The deployment of 143 New Zealand troops in a training role started in April and is officially set down for two years, so has some time to go. But things can change quickly in the world’s most turbulent region and New Zealand has already been asked by the United States, late last year, to increase its contribution.

The latest development, rising tensions between Iran and Saudi Arabia and its Sunni allies, comes after the Saudis executed 47 people including a leading Shia cleric, Sheikh Nimr al-Nimr.

The Sunni-Shia antagonism goes all the way back to 632 and the death of Muhammad. Shia believe the prophet’s cousin and son-in-law Ali should have been his successor. Extreme Sunnis do not even recognise Shia as Muslims.

The rift plays a huge part both in the rise of Isis (a product of the same fundamentalist Sunni Islam, or Wahhabism, that Saudi Arabia sponsors), efforts to remove its hold on swathes of Iraq, and the continuing bloody war in Syria. Iran and Saudi Arabia, and its co-religionists, are also fighting a proxy war in Yemen.

The deployment of the New Zealand troops, occasionally supported by the SAS, has gathered support to the point where latest polls show a majority are now in favour.

After a visit to Iraq at the end of last year John Key said his decision had been vindicated.

Labour also changed its position just before Christmas and even suggested sending the SAS in a permanent role.

The strongest dissent is from NZ First’s Ron Mark, who is against training “an army of cowards”.

The recapture of the strategic city of Ramadi by the Iraqi army goes some way to answering that criticism. The fact it was based on a change of strategy by the Iraqi army, including the use of Sunni tribal fighters and the exclusion of Shia militia fighters in an area where Sunni are in the majority, will also be encouraging to Iraq’s US-allied backers.

Rising tensions in the Middle East might seem half a world away but the New Zealand Government will be keeping a close watch on them as it considers the situation of troops sent to Iraq last year.

The deployment of 143 New Zealand troops in a training role started in April and is officially set down for two years, so has some time to go. But things can change quickly in the world’s most turbulent region and New Zealand has already been asked by the United States, late last year, to increase its contribution.

The latest development, rising tensions between Iran and Saudi Arabia and its Sunni allies, comes after the Saudis executed 47 people including a leading Shia cleric, Sheikh Nimr al-Nimr.
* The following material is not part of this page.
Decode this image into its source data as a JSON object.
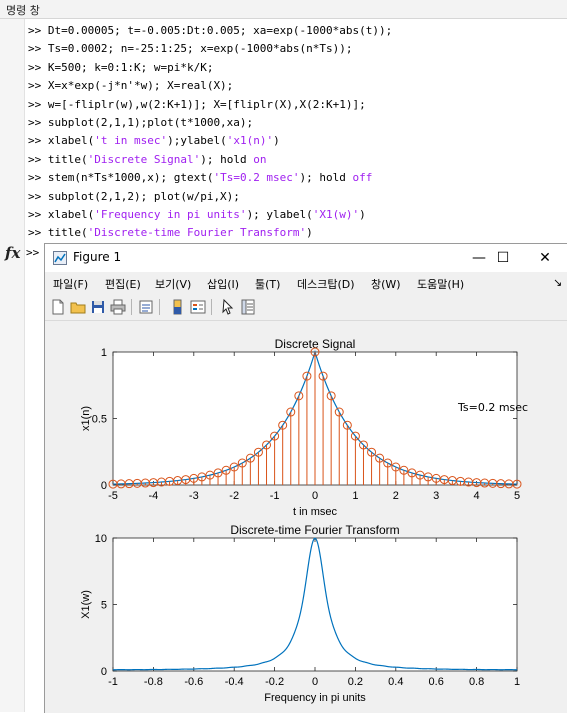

The Sunni-Shia antagonism goes all the way back to 632 and the death of Muhammad. Shia believe the prophet’s cousin and son-in-law Ali should have been his successor. Extreme Sunnis do not even recognise Shia as Muslims.

The rift plays a huge part both in the rise of Isis (a product of the same fundamentalist Sunni Islam, or Wahhabism, that Saudi Arabia sponsors), efforts to remove its hold on swathes of Iraq, and the continuing bloody war in Syria. Iran and Saudi Arabia, and its co-religionists, are also fighting a proxy war in Yemen.

The deployment of the New Zealand troops, occasionally supported by the SAS, has gathered support to the point where latest polls show a majority are now in favour.

After a visit to Iraq at the end of last year John Key said his decision had been vindicated.

Labour also changed its position just before Christmas and even suggested sending the SAS in a permanent role.

The strongest dissent is from NZ First’s Ron Mark, who is against training “an army of cowards”.

The recapture of the strategic city of Ramadi by the Iraqi army goes some way to answering that criticism. The fact it was based on a change of strategy by the Iraqi army, including the use of Sunni tribal fighters and the exclusion of Shia militia fighters in an area where Sunni are in the majority, will also be encouraging to Iraq’s US-allied backers.

Your email address will not be published. Comments will display after being approved by a staff member. Comments may be edited for clarity.

Poll

  • Voting please wait...
    Your vote has been cast. Reloading page...
    Do you support the new identity and wellbeing focus of Trust Tairawhiti (formerly Eastland Community Trust)?